Top of DATASET CONTENT
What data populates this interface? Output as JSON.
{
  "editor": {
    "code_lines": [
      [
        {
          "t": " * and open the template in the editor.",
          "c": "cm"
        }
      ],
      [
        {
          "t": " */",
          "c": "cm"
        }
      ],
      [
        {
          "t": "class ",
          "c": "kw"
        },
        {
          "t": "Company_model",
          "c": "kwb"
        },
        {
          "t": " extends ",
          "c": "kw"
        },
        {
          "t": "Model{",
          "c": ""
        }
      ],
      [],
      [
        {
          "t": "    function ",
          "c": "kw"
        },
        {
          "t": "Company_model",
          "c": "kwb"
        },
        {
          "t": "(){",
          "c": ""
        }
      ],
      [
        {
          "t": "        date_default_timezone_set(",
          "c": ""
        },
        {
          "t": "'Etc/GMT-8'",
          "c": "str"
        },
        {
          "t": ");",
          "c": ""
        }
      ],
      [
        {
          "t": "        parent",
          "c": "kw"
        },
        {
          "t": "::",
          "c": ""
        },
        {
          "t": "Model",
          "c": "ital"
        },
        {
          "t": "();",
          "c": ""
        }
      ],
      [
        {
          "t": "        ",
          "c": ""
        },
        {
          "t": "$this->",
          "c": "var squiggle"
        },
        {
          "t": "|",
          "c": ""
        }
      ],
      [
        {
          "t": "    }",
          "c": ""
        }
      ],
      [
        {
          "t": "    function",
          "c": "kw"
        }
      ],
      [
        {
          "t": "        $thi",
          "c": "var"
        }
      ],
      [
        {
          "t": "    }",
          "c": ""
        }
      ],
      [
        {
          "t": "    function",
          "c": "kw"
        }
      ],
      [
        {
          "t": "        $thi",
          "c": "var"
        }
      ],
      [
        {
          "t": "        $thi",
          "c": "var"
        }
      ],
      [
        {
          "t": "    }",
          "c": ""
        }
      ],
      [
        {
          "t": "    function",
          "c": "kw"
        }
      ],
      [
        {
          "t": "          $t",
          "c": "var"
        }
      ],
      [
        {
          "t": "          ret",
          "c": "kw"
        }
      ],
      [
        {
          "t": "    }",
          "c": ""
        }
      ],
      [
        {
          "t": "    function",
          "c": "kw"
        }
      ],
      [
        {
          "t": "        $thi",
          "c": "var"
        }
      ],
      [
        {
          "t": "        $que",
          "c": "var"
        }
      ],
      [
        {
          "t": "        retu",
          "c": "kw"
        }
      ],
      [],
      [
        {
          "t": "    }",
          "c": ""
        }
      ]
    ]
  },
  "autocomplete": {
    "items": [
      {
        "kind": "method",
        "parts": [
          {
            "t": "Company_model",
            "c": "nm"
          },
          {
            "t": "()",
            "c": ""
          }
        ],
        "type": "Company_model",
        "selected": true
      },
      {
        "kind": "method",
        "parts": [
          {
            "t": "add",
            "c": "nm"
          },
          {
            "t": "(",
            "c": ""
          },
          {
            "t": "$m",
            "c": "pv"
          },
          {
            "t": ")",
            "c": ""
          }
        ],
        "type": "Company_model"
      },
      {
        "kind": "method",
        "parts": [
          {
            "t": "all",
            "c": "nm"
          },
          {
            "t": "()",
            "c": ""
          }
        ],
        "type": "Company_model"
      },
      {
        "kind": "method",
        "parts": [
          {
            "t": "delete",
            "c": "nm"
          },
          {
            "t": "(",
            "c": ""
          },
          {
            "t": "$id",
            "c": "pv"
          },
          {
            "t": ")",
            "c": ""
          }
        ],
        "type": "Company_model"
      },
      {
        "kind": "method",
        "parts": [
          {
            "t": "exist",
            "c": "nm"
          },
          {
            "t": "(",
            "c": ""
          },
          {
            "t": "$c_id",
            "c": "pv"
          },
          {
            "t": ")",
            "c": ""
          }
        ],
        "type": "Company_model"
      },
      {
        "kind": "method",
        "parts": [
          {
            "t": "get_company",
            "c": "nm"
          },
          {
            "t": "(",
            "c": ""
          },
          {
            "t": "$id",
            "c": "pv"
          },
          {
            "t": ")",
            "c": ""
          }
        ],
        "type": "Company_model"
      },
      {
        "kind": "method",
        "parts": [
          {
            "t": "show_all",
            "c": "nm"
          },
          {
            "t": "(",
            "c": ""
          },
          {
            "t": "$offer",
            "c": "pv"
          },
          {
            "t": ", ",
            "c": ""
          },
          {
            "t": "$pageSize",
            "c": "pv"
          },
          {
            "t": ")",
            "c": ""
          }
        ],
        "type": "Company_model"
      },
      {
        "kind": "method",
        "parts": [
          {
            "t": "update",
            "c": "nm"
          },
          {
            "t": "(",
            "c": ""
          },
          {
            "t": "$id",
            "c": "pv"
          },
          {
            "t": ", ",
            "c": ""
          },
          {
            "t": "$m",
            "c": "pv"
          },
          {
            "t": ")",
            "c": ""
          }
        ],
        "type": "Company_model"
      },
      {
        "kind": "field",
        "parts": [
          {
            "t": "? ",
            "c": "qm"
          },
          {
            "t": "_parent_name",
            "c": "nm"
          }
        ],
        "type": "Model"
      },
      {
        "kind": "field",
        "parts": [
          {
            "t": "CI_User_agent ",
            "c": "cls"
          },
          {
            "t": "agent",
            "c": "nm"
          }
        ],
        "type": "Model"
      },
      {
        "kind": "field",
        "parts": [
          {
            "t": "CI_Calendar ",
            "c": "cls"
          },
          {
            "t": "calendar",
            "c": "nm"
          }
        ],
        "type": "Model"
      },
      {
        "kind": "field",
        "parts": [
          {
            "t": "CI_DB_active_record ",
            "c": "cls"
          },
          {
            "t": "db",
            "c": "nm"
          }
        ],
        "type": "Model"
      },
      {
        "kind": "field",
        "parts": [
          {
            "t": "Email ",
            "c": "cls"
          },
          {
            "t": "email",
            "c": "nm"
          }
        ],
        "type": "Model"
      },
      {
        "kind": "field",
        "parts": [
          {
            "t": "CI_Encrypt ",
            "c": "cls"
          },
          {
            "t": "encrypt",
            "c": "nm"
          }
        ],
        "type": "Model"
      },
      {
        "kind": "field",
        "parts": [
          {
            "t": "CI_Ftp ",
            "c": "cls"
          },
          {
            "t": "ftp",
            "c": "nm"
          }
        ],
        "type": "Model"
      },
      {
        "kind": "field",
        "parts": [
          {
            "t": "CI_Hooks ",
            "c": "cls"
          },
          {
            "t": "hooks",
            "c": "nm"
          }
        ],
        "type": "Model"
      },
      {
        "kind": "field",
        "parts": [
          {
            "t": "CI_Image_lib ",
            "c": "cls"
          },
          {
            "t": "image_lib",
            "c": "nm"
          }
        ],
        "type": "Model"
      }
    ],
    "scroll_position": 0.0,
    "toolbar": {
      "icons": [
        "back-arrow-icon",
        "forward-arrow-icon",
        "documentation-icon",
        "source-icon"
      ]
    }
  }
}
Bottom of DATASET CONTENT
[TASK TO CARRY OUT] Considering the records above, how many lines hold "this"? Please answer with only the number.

[RESULT BELOW] 2